In total, Edwins received more than $200,000 from foundations and individuals. One day, Chrostowski received an anonymous check for $50,000, but nothing prepared him for the envelope filled with $4 in coins from a 9-year-old who mailed Edwins her entire allowance along with a note of thanks. 

Poster for the movie “Knife Skills.”

Although “Knife Skills” was a success, earning an “Audience Favorite” award at Michael Moore’s film festival in Michigan as well as the ultimate accolade, an Academy Award nomination, Ed Levine, a bestselling author and founder of Serious Eats website, summed up the film’s success saying, “I’ve seen that movie 10 times and it still gets me. In many ways, I think the beauty of the film is that Lennon lets the stories reveal themselves and never passes judgment. There’s so much humor amidst the struggles. At one point, we are riding along with this ex-drug dealer who completely surprises by quoting Shakespeare — ‘Oh, what a tangled web we weave when first we practice to deceive.’ ” Levine laughed when recalling the scene and then summed up the film. “It’s just a perfectly told story and I still cry every single time I watch it.”
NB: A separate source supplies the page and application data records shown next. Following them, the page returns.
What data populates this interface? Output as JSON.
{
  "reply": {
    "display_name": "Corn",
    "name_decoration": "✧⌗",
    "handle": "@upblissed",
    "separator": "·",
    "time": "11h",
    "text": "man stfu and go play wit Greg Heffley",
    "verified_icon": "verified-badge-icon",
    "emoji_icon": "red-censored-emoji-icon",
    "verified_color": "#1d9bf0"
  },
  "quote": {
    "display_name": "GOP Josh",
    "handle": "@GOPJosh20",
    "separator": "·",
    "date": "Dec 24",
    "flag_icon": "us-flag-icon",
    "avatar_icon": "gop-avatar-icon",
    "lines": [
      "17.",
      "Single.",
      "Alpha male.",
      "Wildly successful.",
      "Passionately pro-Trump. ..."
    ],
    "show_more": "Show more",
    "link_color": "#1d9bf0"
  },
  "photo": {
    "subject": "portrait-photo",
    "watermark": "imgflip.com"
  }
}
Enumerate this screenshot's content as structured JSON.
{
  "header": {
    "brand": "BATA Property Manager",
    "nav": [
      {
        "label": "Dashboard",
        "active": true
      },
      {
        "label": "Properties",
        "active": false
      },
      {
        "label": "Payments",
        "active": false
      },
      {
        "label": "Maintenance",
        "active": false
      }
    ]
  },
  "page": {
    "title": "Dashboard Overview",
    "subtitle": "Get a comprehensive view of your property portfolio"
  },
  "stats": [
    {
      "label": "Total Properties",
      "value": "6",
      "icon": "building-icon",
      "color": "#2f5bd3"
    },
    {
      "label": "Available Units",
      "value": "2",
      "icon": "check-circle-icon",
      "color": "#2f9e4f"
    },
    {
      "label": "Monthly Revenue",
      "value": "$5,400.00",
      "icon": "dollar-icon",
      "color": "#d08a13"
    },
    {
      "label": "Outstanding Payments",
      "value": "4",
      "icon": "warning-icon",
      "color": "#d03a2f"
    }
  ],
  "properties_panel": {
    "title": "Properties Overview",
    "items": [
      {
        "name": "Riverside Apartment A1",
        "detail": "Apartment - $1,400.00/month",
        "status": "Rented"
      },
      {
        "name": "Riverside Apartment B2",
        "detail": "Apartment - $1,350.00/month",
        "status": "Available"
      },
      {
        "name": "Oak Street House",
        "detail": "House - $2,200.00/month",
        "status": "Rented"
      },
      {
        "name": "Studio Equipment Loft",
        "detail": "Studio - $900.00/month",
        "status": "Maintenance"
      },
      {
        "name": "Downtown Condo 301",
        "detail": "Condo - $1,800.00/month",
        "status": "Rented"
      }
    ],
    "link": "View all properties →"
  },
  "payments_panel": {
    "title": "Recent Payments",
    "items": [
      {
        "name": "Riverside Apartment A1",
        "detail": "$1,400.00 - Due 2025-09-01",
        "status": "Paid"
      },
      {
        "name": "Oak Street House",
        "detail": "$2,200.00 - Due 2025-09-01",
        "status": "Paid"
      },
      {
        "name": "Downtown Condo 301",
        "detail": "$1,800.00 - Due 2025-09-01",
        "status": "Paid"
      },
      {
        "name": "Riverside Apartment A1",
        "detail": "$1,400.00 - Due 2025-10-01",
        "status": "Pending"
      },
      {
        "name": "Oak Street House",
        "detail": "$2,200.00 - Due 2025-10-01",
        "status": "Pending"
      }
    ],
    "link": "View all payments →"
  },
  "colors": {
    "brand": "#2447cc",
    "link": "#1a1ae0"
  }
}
Chrostowski has graduated hundreds of ex-convicts. He now runs a six-month training program in prisons, which has grown to include the restaurant, on-campus housing for his trainees and, recently, a full-service butcher shop he opened in Cleveland’s Shaker Square.

According to Chrostowski, the biggest challenge is the saddest one, too. Some students clash with the foreign world of classic French fine dining, some are cut for insubordination, while others reoffend even while working through the program.

Still, he said he has faith in every student, even when they have little to no faith in themselves. “The biggest challenge has been to help build self-esteem in a man or woman who has had it ripped away during incarceration or because of poverty or childhood trauma.”

Chrostowski said that he, too, is haunted by his struggles with his past and self-esteem issues. “I feel like a piece of s— most of the time, like I don’t deserve anything good.”

And with that, the veil of false bravado abruptly dropped and it became impossible not to appreciate the necessity of community, the kindness of strangers and the undeniable knock on positive effect of second chances.

Yamit Behar Wood, an Israeli-American food and travel writer, is the executive chef at the U.S. Embassy in Kampala, Uganda, and founder of the New York Kitchen Catering Co.